Source data
Start of Block

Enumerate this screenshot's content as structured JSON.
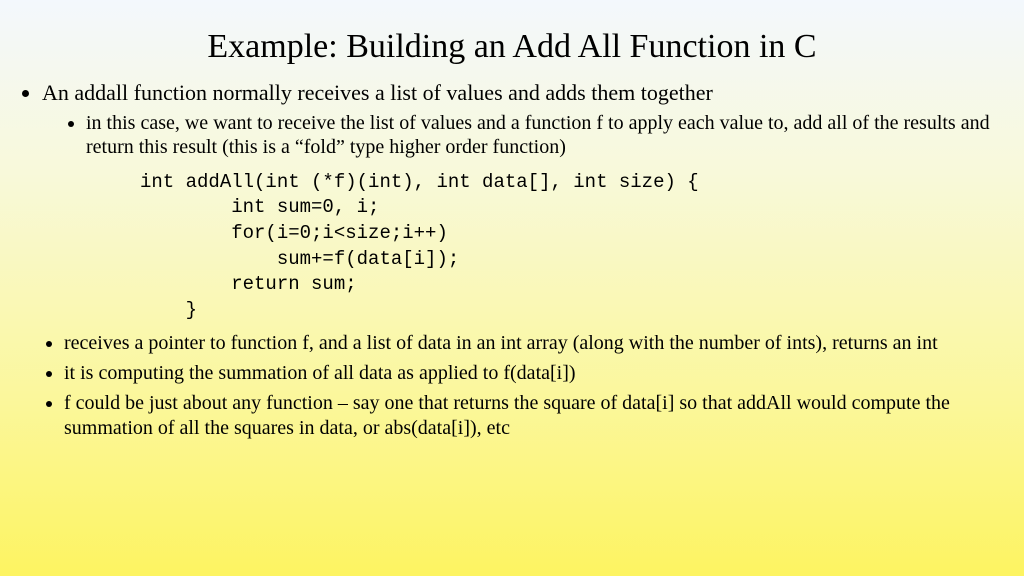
{
  "title": "Example: Building an Add All Function in C",
  "bullet_top": "An addall function normally receives a list of values and adds them together",
  "sub_1": "in this case, we want to receive the list of values and a function f to apply each value to, add all of the results and return this result (this is a “fold” type higher order function)",
  "code": "int addAll(int (*f)(int), int data[], int size) {\n        int sum=0, i;\n        for(i=0;i<size;i++)\n            sum+=f(data[i]);\n        return sum;\n    }",
  "sub_2": "receives a pointer to function f, and a list of data in an int array (along with the number of ints), returns an int",
  "sub_3": "it is computing the summation of all data as applied to f(data[i])",
  "sub_4": "f could be just about any function – say one that returns the square of data[i] so that addAll would compute the summation of all the squares in data, or abs(data[i]), etc"
}
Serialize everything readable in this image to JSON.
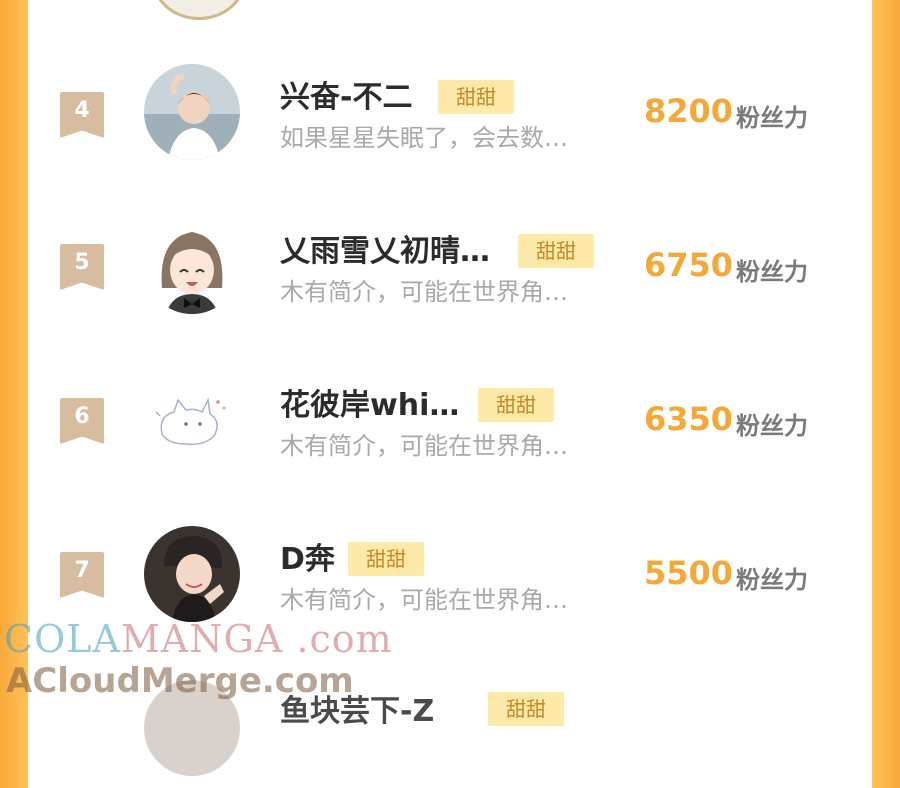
{
  "rows": [
    {
      "rank": "4",
      "name": "兴奋-不二",
      "tag": "甜甜",
      "bio": "如果星星失眠了，会去数…",
      "score": "8200",
      "unit": "粉丝力"
    },
    {
      "rank": "5",
      "name": "乂雨雪乂初晴…",
      "tag": "甜甜",
      "bio": "木有简介，可能在世界角…",
      "score": "6750",
      "unit": "粉丝力"
    },
    {
      "rank": "6",
      "name": "花彼岸whi…",
      "tag": "甜甜",
      "bio": "木有简介，可能在世界角…",
      "score": "6350",
      "unit": "粉丝力"
    },
    {
      "rank": "7",
      "name": "D奔",
      "tag": "甜甜",
      "bio": "木有简介，可能在世界角…",
      "score": "5500",
      "unit": "粉丝力"
    },
    {
      "rank": "",
      "name": "鱼块芸下-Z",
      "tag": "甜甜",
      "bio": "",
      "score": "",
      "unit": ""
    }
  ],
  "watermark": {
    "line1_a": "COLA",
    "line1_b": "MANGA",
    "line1_c": " .com",
    "line2": "ACloudMerge.com"
  },
  "colors": {
    "accent": "#f3a93a",
    "tag_bg": "#fdeaa8",
    "badge": "#d7bc9f",
    "frame": "#f9a93a"
  }
}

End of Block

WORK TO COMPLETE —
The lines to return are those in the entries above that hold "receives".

EXERCISE RESPONSE —
  "bullet_top": "An addall function normally receives a list of values and adds them together",
  "sub_2": "receives a pointer to function f, and a list of data in an int array (along with the number of ints), returns an int",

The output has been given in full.